“Welcome to the chef’s table. I’ll be taking care of you tonight as well as preparing your meals. Can I tell you about the Guacamole list?”.
We quickly order ‘the one with goat cheese’ and commence our conversation. I’m with a friend who I know more deeply than most others. After some pleasantries and a brief explanation of the word 'melioristic’, we arrive at my love life.
I explain how I think every relationship between two humans is different and that trying to draw a line between 'want to date’ and 'want to be friends’ is silly. Every situation is a different blend of the two. As well as a blended value for an infinite number of other dimensions in the Vector of Human Interactions. Sometimes you know for sure that you want to date a person. Those people are special, and those moments are very memorable. However, most of the time you just know that you enjoy a person and think maybe you might want to date them. It’s important to be thoughtful about the other person’s feelings, but being unsure is not a reason to pretend you feel nothing.

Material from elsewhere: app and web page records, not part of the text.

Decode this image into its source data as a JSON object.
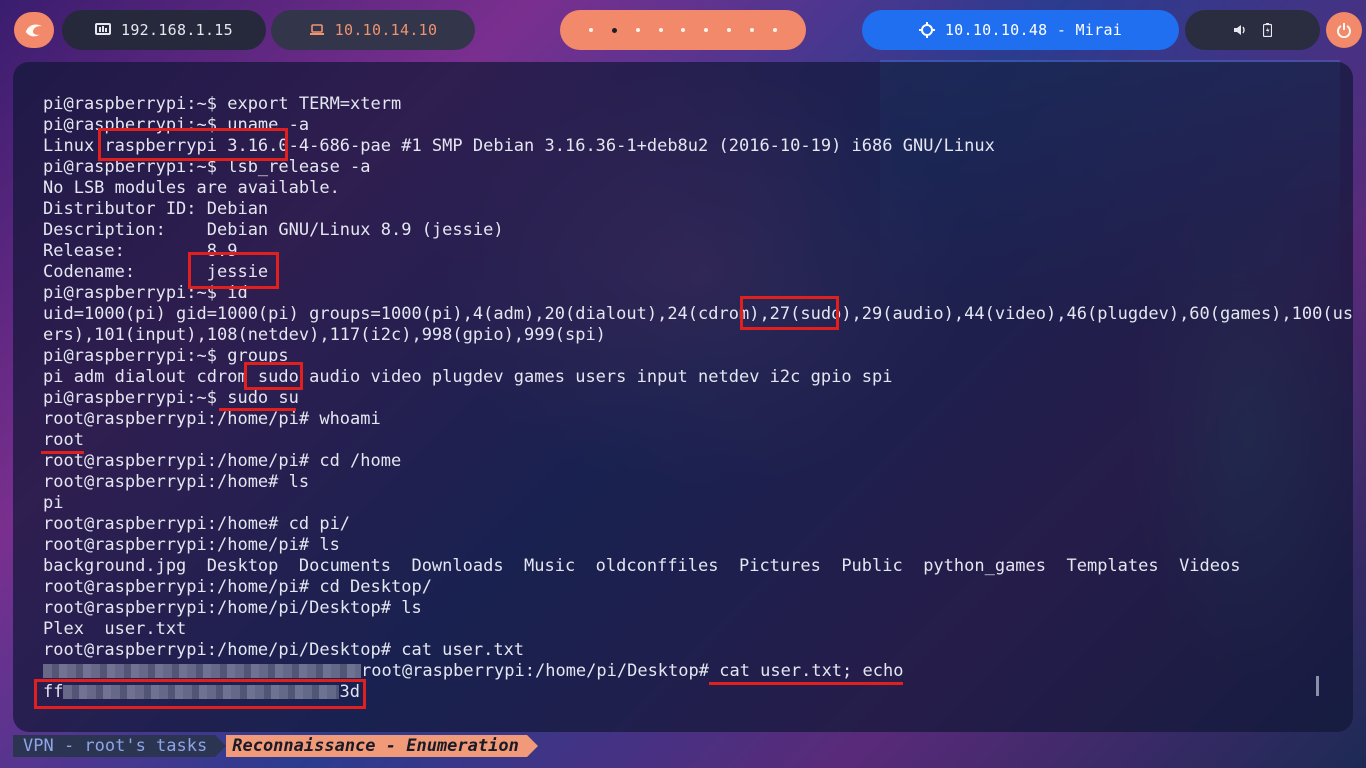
{
  "topbar": {
    "host_ip": "192.168.1.15",
    "vpn_ip": "10.10.14.10",
    "workspaces": 9,
    "active_workspace_index": 1,
    "target": "10.10.10.48 - Mirai",
    "icons": [
      "kali-dragon-icon",
      "monitor-icon",
      "laptop-icon",
      "crosshair-icon",
      "volume-icon",
      "battery-icon",
      "power-icon"
    ]
  },
  "terminal": {
    "lines": [
      "pi@raspberrypi:~$ export TERM=xterm",
      "pi@raspberrypi:~$ uname -a",
      "Linux raspberrypi 3.16.0-4-686-pae #1 SMP Debian 3.16.36-1+deb8u2 (2016-10-19) i686 GNU/Linux",
      "pi@raspberrypi:~$ lsb_release -a",
      "No LSB modules are available.",
      "Distributor ID: Debian",
      "Description:    Debian GNU/Linux 8.9 (jessie)",
      "Release:        8.9",
      "Codename:       jessie",
      "pi@raspberrypi:~$ id",
      "uid=1000(pi) gid=1000(pi) groups=1000(pi),4(adm),20(dialout),24(cdrom),27(sudo),29(audio),44(video),46(plugdev),60(games),100(us",
      "ers),101(input),108(netdev),117(i2c),998(gpio),999(spi)",
      "pi@raspberrypi:~$ groups",
      "pi adm dialout cdrom sudo audio video plugdev games users input netdev i2c gpio spi",
      "pi@raspberrypi:~$ sudo su",
      "root@raspberrypi:/home/pi# whoami",
      "root",
      "root@raspberrypi:/home/pi# cd /home",
      "root@raspberrypi:/home# ls",
      "pi",
      "root@raspberrypi:/home# cd pi/",
      "root@raspberrypi:/home/pi# ls",
      "background.jpg  Desktop  Documents  Downloads  Music  oldconffiles  Pictures  Public  python_games  Templates  Videos",
      "root@raspberrypi:/home/pi# cd Desktop/",
      "root@raspberrypi:/home/pi/Desktop# ls",
      "Plex  user.txt",
      "root@raspberrypi:/home/pi/Desktop# cat user.txt"
    ],
    "line_27_suffix": "root@raspberrypi:/home/pi/Desktop# cat user.txt; echo",
    "flag_prefix": "ff",
    "flag_suffix": "3d"
  },
  "statusbar": {
    "session": "VPN - root's tasks",
    "window": "Reconnaissance - Enumeration"
  },
  "colors": {
    "accent": "#f2896b",
    "target_pill": "#1f6ff0",
    "highlight": "#e01f1f",
    "terminal_text": "#e4e6f0"
  }
}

In response I get…….(Silent Stare Of 'Not Impressed’-ness)
I nervously order another Cucumber Margarita. Then comment on the Guacamole.
She changes the subject. Interesting conversation follows, but I’m in suspense most of the time.
Eventually, I ask, “Does the way I’m handling my love life disappoint you?”. The answer is yes. This person who I know more deeply than most others claims I shouldn’t work off of her standards, but that she does better. Of course I can’t settle for that. Of course I need to be able to function at her level of standard.
She tells me that she makes sure that nothing is expressed except for friendship until she know she wants to try and date a person. I guess that makes sense. I’ve heard of Postel’s law. But if I feel something that’s in-between friendship and romance, shouldn’t I express something that’s in-between friendship and romance?
The Scottish Philosopher David Hume would say that our point of view adjusts our raw emotions ( 'impressions’ in his terms). Meaning that we reconcile what we feel with a sense of what we ought to feel. He would say that it is the responsibility of your general point of view to correct your emotions to “what is socially average and widely accepted” .
It’s a solid explanation, but is it how I want to live? Beyond arguments and reasoning, do I want to knowingly exist that way. Well, it turns out that I just might.
I kind of like this way of thinking. It forces you to make a decision. You have to decide upon your General Point of View (in Hume’s terms), and then you have to act appropriately. This can be related to compassion. It’s compassionate to want to act in a way that helps someone else know what to expect.
Apparently, this doesn’t come naturally to me. At least not in this context. But I think I get it in a cerebral sense, and I think I can give it a shot.
I’m glad my friend was not impressed. I also love Cucumber Margaritas.